A few observers from the EU appeared very, very briefly (about 5 minutes each), and didn't appear to do much other than attempt to talk to the secretary, glaring at or ignoring the goings on. I later read that the OSCE declared the elections clean (Citizen Observer registered about 2000 violations). Their appearance didn't do much to improve my impressions of the organization or its effectiveness.
The votes are carefully counted
By 8 pm everyone was exhausted and the polls closed without incident. The complex procedures to prepare for the (manual) vote count went according to regulation in my precinct. This took some considerable time, but around 9:30 pm the count began. The ballots were counted by hand, held up for observers to see and results by party called out and recorded. There were 981 ballots and this took a long time. When the first questionable ballot appeared, it took about an hour to agree on the correct process for invalidation. Then the ballots were turned over and the individual candidate count began. Everyone was struggling to stay awake. Rivers of coffee flowed and the air was thick with cigarette smoke in an effort to keep the committee members and observers awake.
At the beginning of the count, the YELQ party was easily outpacing the ruling Republicans, with the Tsarukyan party not far behind. By 3:30 am the count was finished, and the ruling party had 100+ votes more than its nearest competitor. Exhausted, everyone but the Secretary slumped in their chairs, waiting impatiently for her to fill out the official extract of the voting protocol. Again we couldn't get the prearranged taxi service to pick us up, so just before dawn Araxie and I walked back to our apartment to sleep well into the afternoon.

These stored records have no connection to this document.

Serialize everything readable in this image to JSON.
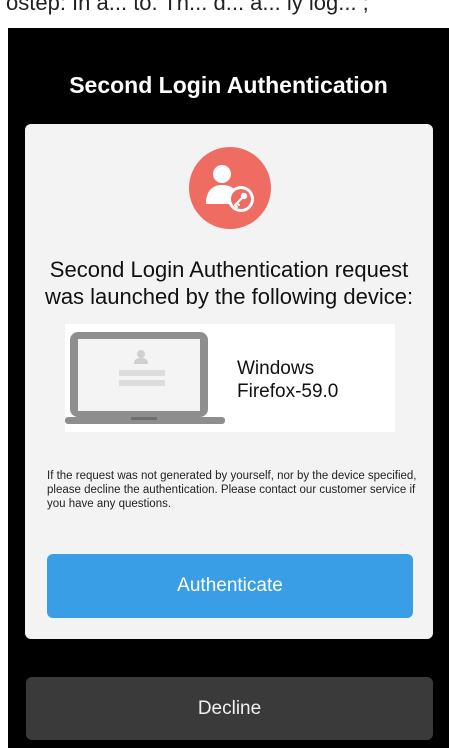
{
  "top_caption": "ostep: In a... to. Th... d... a... ly log... ;",
  "header": {
    "title": "Second Login Authentication"
  },
  "card": {
    "icon": "user-key-icon",
    "message_line1": "Second Login Authentication request",
    "message_line2": "was launched by the following device:",
    "device": {
      "icon": "laptop-icon",
      "os": "Windows",
      "browser": "Firefox-59.0"
    },
    "note": "If the request was not generated by yourself, nor by the device specified, please decline the authentication. Please contact our customer service if you have any questions.",
    "authenticate_label": "Authenticate"
  },
  "decline_label": "Decline",
  "colors": {
    "background": "#000000",
    "card": "#f3f3f3",
    "accent": "#3a9ee6",
    "icon_circle": "#ef6c63",
    "decline": "#3a3a3a"
  }
}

Looking back on our experience, we agreed that it was unquestionably worthwhile. We also agreed that we could suggest some changes to help observers. We discussed the language barrier and both of us had already decided we would volunteer again when our Armenian language skills reached a threshold level.
The percentage of the eligible population that voted was significantly higher than in the US, a positive sign for Armenia's developing democracy. In our precincts the committee members seemed careful about following procedures. Four parties gained seats in this parliamentary election. To all the diasporans who have complained about corruption in Armenia's government and electoral process, I would say that one should consider the level of corruption in the mature US democracy and realize that in a developing democracy the corruption takes different forms than in the US, but that no government is immune to the corruption that comes with power. I would also suggest that you join us next time around to help encourage cleaner elections and the further development of the emergent democracy in our homeland. If we all pull together for Armenia and Armenians all over the world, what can't we accomplish for our future?